- **GIVEN ENTRIES**
┄┄┄┄┄┄

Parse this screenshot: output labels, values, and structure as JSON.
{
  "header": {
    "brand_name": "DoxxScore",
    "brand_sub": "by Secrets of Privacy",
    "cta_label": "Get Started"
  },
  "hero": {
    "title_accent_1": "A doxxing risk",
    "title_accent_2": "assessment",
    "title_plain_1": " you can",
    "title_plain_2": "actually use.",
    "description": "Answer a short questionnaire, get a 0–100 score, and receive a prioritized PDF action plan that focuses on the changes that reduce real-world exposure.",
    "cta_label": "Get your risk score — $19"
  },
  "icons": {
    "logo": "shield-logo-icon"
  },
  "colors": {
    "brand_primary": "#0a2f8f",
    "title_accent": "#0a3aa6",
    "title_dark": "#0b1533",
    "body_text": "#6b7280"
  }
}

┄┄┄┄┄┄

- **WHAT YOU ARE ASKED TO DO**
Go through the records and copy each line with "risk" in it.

- **RESULT BELOW**
    "title_accent_1": "A doxxing risk",
    "cta_label": "Get your risk score — $19"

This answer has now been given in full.